→ Exercise
Please count how many lines below contain the word "Champion" and give nothing but that figure.
◇ ◇ ◇ ◇
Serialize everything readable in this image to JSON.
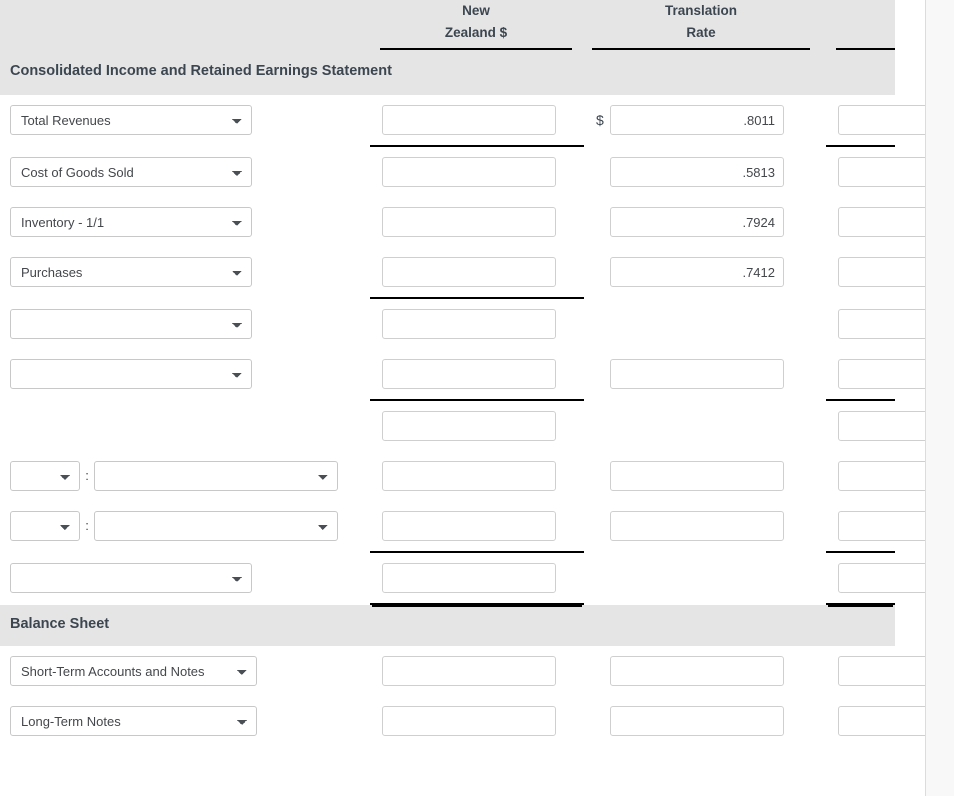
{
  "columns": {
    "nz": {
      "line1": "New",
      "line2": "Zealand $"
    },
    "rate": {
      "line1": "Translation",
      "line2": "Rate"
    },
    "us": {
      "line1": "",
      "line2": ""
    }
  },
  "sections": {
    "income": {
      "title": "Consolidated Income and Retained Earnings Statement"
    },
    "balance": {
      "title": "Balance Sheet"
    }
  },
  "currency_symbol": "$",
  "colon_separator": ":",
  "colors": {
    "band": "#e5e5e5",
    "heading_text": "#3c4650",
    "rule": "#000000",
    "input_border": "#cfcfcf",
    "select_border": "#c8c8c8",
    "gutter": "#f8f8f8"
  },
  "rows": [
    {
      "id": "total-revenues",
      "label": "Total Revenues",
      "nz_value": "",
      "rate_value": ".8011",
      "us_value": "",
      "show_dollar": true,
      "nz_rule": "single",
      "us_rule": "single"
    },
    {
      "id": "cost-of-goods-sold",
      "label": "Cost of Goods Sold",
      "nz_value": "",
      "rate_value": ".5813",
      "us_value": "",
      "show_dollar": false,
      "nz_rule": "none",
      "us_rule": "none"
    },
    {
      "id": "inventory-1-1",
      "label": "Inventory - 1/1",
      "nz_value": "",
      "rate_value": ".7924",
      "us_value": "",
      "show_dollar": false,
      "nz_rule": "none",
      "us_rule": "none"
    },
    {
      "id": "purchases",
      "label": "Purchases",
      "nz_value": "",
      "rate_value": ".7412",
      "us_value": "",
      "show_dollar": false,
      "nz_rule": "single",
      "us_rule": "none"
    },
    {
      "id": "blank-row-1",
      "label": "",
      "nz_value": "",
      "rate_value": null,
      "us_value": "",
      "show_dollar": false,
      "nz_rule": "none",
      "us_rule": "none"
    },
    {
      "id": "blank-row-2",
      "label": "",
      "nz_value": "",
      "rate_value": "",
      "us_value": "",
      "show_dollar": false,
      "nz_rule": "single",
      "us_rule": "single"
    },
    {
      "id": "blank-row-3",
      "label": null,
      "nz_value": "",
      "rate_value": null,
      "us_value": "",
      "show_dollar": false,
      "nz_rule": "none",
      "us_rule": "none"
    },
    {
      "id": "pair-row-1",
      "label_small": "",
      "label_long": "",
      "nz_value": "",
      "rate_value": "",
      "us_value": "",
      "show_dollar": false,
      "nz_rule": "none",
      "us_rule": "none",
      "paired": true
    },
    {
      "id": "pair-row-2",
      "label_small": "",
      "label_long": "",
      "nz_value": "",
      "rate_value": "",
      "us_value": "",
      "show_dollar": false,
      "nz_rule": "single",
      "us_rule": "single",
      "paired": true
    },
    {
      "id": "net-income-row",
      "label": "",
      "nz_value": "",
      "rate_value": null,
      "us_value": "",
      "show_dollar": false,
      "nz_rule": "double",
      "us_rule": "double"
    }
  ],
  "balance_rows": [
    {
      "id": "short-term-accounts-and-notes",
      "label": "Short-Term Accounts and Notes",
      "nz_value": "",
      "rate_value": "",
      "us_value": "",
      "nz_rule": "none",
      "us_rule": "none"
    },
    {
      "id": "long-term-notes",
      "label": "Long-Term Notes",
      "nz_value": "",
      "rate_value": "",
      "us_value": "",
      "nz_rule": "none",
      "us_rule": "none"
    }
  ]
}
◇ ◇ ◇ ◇
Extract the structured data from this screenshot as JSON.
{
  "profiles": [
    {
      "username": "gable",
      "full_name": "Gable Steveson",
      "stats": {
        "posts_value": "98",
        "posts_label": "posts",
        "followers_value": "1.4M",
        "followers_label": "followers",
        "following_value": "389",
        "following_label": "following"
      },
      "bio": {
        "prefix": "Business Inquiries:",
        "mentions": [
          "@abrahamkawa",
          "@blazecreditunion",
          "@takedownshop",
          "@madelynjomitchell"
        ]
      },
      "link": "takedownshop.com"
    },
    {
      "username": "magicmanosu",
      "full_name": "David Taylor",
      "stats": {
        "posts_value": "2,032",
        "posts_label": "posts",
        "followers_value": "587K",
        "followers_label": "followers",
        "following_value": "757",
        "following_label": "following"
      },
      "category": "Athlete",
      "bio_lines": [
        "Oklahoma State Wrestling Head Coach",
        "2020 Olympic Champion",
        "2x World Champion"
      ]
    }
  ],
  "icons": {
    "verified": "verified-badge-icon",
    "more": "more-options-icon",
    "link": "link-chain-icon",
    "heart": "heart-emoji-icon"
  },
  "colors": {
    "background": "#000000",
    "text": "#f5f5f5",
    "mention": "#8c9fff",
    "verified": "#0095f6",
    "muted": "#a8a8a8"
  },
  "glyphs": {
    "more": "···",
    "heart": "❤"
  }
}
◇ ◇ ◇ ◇
→ Expected answer
2